Problem to solve: Where does the string "true" occur in the entries below? Copy every line where it does.

Exercise data:
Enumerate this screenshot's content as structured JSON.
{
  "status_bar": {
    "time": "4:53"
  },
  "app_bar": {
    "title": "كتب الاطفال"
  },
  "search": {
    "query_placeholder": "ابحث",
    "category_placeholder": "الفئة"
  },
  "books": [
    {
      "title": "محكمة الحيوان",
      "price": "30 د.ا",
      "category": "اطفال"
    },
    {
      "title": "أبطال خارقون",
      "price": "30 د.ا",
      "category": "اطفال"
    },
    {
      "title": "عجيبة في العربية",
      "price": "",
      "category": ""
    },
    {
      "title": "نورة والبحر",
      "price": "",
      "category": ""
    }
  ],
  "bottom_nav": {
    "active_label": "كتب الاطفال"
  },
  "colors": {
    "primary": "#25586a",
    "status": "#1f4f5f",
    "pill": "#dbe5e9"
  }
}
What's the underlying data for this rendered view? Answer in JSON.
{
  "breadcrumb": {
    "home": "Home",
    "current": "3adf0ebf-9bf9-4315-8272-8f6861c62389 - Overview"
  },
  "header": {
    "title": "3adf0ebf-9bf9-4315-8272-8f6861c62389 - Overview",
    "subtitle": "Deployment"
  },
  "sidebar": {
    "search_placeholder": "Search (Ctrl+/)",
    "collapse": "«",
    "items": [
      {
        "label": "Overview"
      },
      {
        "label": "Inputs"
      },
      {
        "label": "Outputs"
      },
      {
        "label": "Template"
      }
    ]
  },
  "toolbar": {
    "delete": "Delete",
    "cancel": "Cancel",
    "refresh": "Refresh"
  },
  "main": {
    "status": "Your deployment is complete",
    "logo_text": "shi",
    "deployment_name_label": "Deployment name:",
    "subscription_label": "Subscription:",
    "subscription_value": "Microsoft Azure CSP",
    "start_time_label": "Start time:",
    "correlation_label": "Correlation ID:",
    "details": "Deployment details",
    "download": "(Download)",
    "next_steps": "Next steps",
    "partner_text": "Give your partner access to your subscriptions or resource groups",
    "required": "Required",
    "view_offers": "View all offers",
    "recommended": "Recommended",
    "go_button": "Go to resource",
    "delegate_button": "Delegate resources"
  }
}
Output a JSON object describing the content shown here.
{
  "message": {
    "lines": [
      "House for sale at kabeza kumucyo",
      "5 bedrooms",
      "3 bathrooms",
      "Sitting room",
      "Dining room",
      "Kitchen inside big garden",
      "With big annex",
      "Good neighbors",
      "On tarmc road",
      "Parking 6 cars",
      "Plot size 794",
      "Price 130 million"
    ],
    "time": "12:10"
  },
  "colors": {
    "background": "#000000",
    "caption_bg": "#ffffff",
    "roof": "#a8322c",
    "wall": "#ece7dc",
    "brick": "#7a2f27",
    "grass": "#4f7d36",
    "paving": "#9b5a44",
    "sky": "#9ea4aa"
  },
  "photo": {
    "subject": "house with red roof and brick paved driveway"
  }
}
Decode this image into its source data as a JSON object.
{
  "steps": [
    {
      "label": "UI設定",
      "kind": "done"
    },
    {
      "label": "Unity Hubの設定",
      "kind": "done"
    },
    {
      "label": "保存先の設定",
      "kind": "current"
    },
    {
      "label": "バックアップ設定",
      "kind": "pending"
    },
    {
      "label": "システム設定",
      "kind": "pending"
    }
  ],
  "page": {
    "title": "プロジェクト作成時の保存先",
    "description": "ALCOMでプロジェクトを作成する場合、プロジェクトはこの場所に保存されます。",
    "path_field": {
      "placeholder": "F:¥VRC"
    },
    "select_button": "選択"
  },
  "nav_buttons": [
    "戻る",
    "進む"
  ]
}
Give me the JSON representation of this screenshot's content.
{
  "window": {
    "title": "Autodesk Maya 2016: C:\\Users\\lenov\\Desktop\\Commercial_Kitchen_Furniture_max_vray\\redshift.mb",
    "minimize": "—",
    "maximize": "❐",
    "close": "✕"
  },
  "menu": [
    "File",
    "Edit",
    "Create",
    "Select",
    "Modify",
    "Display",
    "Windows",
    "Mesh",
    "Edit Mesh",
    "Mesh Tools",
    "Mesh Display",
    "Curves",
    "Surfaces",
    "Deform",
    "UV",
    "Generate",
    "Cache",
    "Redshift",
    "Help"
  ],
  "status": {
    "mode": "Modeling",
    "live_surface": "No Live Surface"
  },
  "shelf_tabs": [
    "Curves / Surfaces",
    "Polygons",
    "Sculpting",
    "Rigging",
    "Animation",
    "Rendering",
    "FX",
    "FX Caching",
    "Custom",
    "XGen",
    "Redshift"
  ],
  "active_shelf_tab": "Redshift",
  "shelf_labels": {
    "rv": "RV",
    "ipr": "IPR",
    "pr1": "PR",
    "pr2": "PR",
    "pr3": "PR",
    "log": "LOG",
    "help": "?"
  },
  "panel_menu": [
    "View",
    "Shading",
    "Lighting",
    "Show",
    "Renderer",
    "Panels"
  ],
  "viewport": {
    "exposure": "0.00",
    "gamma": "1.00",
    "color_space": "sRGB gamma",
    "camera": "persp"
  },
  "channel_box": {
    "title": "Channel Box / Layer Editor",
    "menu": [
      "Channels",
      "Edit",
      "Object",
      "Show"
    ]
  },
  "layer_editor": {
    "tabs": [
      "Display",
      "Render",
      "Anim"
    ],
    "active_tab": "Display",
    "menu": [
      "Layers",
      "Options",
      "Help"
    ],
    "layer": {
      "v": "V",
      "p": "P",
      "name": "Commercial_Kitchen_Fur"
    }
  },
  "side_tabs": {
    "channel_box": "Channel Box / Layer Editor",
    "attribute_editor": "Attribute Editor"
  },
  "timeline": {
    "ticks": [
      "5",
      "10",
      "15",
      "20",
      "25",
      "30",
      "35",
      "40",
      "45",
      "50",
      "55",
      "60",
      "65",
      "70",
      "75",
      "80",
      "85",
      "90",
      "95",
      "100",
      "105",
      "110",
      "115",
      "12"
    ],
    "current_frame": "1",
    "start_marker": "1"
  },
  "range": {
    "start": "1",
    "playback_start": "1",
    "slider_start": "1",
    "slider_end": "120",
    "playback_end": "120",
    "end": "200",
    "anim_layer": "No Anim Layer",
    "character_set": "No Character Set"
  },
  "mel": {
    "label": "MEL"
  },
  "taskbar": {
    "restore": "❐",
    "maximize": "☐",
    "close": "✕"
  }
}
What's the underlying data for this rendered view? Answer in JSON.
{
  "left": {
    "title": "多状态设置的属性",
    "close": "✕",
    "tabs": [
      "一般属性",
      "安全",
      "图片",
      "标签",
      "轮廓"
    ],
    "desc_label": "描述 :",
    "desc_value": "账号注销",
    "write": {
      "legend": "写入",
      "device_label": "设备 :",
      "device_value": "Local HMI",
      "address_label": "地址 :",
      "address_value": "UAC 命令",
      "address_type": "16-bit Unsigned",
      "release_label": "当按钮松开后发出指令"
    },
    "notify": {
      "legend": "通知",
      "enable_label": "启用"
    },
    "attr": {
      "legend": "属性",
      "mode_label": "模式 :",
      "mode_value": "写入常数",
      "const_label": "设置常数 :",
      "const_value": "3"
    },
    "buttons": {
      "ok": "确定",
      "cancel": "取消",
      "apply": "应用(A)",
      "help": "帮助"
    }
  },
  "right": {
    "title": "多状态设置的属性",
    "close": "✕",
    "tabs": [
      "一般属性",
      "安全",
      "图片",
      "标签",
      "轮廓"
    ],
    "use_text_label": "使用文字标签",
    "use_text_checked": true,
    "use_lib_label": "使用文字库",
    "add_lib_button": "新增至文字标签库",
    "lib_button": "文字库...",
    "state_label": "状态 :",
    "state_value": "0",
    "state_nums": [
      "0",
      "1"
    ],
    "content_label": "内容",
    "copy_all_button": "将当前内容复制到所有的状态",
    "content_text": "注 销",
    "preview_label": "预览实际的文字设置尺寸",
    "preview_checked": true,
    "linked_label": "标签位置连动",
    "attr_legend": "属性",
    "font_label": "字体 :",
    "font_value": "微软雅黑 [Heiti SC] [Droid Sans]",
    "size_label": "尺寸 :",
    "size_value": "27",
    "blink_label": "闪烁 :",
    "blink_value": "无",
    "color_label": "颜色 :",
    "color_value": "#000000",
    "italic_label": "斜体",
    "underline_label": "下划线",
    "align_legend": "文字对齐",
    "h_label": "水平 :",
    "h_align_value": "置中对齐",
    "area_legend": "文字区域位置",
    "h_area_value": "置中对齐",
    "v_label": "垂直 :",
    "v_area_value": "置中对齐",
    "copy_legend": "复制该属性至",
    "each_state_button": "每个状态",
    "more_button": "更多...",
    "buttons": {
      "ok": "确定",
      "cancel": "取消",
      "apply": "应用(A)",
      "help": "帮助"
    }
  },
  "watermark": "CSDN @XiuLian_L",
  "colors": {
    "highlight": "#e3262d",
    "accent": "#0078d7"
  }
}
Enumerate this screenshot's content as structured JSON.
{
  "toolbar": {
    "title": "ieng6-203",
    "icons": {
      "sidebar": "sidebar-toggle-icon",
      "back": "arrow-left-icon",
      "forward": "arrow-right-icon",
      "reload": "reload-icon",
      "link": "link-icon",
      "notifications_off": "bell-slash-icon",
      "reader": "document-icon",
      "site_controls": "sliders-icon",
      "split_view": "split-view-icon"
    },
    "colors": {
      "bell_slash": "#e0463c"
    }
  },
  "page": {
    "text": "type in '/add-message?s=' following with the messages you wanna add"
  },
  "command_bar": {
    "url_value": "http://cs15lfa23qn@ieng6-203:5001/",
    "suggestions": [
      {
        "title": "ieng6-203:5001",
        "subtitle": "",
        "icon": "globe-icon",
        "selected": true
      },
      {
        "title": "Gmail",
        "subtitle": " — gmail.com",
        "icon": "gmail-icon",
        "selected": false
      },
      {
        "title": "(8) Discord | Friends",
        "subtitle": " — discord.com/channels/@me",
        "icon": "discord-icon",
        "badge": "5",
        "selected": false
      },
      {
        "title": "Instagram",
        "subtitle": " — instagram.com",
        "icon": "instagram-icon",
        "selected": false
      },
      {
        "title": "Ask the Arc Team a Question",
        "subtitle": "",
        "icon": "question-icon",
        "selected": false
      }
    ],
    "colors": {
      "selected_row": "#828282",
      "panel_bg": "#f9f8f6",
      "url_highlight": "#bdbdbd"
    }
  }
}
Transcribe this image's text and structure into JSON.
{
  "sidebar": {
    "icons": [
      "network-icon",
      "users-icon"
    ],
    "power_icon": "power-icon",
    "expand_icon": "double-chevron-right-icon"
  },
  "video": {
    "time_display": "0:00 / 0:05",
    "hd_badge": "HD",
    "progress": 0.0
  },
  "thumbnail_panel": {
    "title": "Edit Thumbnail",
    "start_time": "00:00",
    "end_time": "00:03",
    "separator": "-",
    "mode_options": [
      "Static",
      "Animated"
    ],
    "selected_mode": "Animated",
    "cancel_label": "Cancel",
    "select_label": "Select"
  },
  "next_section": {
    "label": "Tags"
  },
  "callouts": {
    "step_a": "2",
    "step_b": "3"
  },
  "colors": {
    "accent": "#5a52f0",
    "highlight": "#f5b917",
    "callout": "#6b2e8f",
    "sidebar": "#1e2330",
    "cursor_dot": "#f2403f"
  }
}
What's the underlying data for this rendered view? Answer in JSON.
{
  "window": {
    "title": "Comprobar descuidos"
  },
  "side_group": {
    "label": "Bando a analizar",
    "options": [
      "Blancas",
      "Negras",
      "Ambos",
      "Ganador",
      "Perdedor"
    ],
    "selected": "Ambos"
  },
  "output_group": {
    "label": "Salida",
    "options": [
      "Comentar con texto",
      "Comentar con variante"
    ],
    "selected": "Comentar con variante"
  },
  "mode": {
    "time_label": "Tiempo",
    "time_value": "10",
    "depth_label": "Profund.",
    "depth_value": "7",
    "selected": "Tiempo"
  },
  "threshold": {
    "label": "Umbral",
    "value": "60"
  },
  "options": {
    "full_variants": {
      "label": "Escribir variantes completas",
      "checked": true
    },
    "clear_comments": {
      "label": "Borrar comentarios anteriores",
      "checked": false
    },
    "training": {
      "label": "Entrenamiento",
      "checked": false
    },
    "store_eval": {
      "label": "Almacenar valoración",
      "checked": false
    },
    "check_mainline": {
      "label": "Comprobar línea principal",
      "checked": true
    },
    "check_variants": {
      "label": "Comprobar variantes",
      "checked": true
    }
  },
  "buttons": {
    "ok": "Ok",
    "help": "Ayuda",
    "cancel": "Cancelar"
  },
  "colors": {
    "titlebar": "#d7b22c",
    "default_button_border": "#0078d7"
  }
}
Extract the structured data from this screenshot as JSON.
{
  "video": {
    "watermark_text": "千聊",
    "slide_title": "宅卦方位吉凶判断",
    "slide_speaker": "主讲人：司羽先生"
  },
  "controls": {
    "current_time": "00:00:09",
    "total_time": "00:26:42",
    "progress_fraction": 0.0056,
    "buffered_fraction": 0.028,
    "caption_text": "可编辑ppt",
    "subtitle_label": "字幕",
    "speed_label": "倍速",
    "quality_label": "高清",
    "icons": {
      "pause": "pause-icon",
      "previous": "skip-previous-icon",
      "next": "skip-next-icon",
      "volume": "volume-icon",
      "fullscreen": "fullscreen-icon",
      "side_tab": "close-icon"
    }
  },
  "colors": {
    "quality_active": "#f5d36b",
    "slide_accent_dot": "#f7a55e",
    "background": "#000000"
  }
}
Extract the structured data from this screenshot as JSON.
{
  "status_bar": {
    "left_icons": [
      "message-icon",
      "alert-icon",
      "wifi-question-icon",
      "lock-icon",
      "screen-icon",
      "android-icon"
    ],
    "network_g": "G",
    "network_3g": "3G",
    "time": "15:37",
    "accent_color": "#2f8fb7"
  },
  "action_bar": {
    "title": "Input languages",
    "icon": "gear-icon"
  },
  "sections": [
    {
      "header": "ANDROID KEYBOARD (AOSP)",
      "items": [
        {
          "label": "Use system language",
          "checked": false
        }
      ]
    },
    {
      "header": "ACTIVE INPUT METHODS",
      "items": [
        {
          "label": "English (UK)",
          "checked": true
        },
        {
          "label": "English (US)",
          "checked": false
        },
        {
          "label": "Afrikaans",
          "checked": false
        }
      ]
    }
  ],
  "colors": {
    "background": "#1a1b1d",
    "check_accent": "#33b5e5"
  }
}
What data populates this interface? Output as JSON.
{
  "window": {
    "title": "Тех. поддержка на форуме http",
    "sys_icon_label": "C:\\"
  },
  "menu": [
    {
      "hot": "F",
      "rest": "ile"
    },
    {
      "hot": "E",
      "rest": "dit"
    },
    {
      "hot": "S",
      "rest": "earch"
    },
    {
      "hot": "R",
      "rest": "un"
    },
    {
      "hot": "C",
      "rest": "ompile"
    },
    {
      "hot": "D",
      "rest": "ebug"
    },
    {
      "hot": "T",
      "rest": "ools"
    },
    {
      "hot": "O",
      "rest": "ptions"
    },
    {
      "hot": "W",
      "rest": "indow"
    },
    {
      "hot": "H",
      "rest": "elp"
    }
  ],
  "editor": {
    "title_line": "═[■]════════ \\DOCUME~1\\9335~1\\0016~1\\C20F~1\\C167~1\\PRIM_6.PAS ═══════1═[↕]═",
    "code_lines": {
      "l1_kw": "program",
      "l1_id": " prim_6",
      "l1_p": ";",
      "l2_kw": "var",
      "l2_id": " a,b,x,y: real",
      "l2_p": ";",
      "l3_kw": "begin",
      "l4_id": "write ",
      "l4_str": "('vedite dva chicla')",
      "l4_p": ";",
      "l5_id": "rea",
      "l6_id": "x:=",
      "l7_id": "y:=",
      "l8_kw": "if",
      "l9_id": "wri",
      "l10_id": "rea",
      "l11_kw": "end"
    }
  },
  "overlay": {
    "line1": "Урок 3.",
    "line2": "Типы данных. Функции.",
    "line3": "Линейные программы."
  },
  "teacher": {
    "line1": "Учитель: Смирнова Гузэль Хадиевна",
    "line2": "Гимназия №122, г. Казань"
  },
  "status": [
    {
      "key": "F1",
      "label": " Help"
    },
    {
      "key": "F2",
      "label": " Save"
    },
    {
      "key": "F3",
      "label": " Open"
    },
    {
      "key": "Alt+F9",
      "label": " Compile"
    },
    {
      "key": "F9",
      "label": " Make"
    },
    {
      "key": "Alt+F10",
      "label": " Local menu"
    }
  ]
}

Response:
    "use_text_checked": true,
    "preview_checked": true,
        "selected": true
      "checked": true
      "checked": true
      "checked": true
          "checked": true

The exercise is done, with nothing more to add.